Discontent started to ripple through Amazon’s largest UK warehouse as soon as details of a bump in hourly pay flashed onto screens around the facility on Wednesday. Rumors at the Tilbury distribution center in southeast England had anticipated a raise of £1 ($1.20) per hour, for many workers an increase of 9 percent. Instead, the screens displayed a rise of just 35 pence (or 43 cents), about 3 percent.
“People were in shock,” said one employee at the Tilbury warehouse, who is working with the nonprofit Foxglove Legal, which advocates for tech workers’ rights. Amazon workers consider the pay increase an insult at a time of broad increases in the cost of living, the worker said. “It’s absolutely pointless.”
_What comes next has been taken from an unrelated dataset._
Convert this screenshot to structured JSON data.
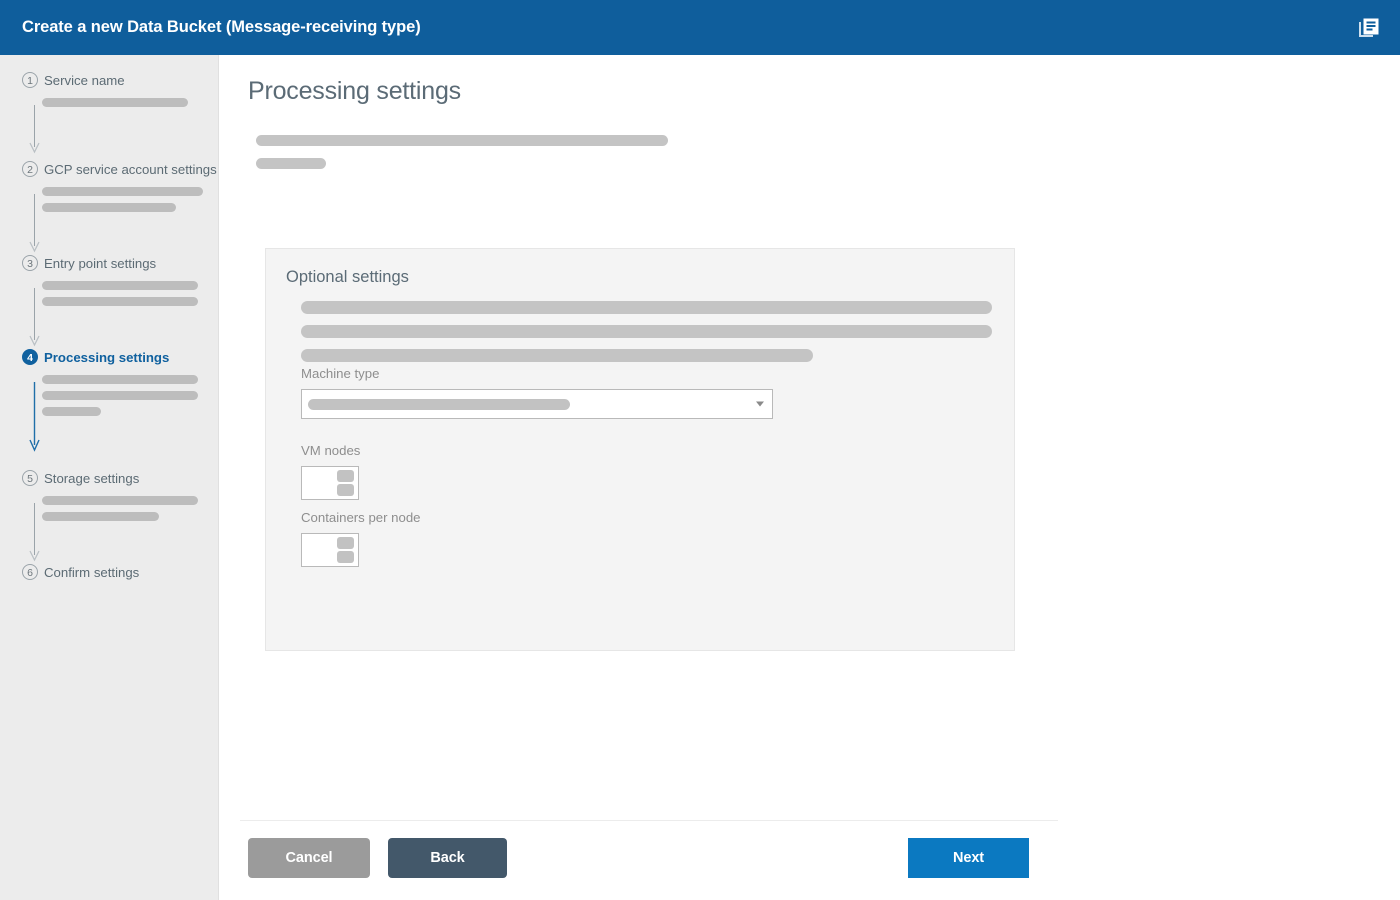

Frustration at the pay increase drove a crowd of employees to stop work and protest in the warehouse’s cafeteria at around 4 pm on Wednesday. The union GMB, which represents some Amazon employees in the UK, estimated that between 700 and 1,000 people took part and said that protests in Tilbury continued on Thursday, when workers at warehouses in Coventry and Bristol also walked off the job.
Amazon workers are not the first in the UK’s tech industry to protest pay raises that employees say are out of step with the mounting cost of energy bills and inflation. Thousands of workers at the telecommunications company BT went on strike in late July, after a pay raise of between 3 and 8 percent was announced. Post and rail workers across the country have also voted in favor of industrial action over pay.
There has not previously been a strike across multiple UK Amazon warehouses, said Steve Garelick, regional organizer at GMB. “This is the first time ever there’s been cohesive action from the workers,” he said. Garelick said the action reflects Amazon’s insufficient response to workers’ concerns about the increased cost of living, driven by inflation and a rise in interest rates from the Bank of England.
When asked about the walkouts, Amazon spokesperson David Nieberg said the company offers competitive pay and benefits. “Employees are offered a comprehensive benefits package that includes private medical insurance, life assurance, income protection, subsidized meals, and an employee discount, among others, which combined are worth thousands annually, as well as a company pension plan,” he said. GMB said the employee discount was capped at £100 per year.
A video posted on Twitter shows striking workers listening to an Amazon representative trying to persuade them to get back to work or leave the facility, saying it is too hot. “Staying in this canteen is probably not very safe,” the manager says in the video, before their voice is drowned out by the crowd. “We’re used to it,” several voices shout back.
Amazon has long tried to discourage its workers from joining unions, but more employees in its warehouses have done so since the arrival of the pandemic. In April, Amazon workers in New York City’s Staten Island voted to form the first union at the company in the US. In May, strikes took place at seven distribution centers across Germany, Amazon’s largest market in Europe.
“After Covid, after risking our lives in such uncertain times, it’s like spit in the face, getting 35p,” said another Amazon employee who took part in the walkout at the Tilbury facility. “We can see the company getting the profits.” Amazon reported quarterly profits of $14.3 billion in February but recorded a loss in its last two quarterly results.
However, concerns about the cost of living led other workers to conclude that they could not afford to join the walkout. “I need money,” said another worker at the Tilbury warehouse who remained at their station on Thursday instead of joining the cafeteria protest, and recently started taking overtime shifts to increase their income. “Inflation has been very rough on us.”
Staff in Tilbury were told that to take part in the walkout they would have to “clock out” and would not be paid, the worker said, and managers recorded who did and did not remain at their workstation.
Image and article originally from www.wired.com. Read the original article here.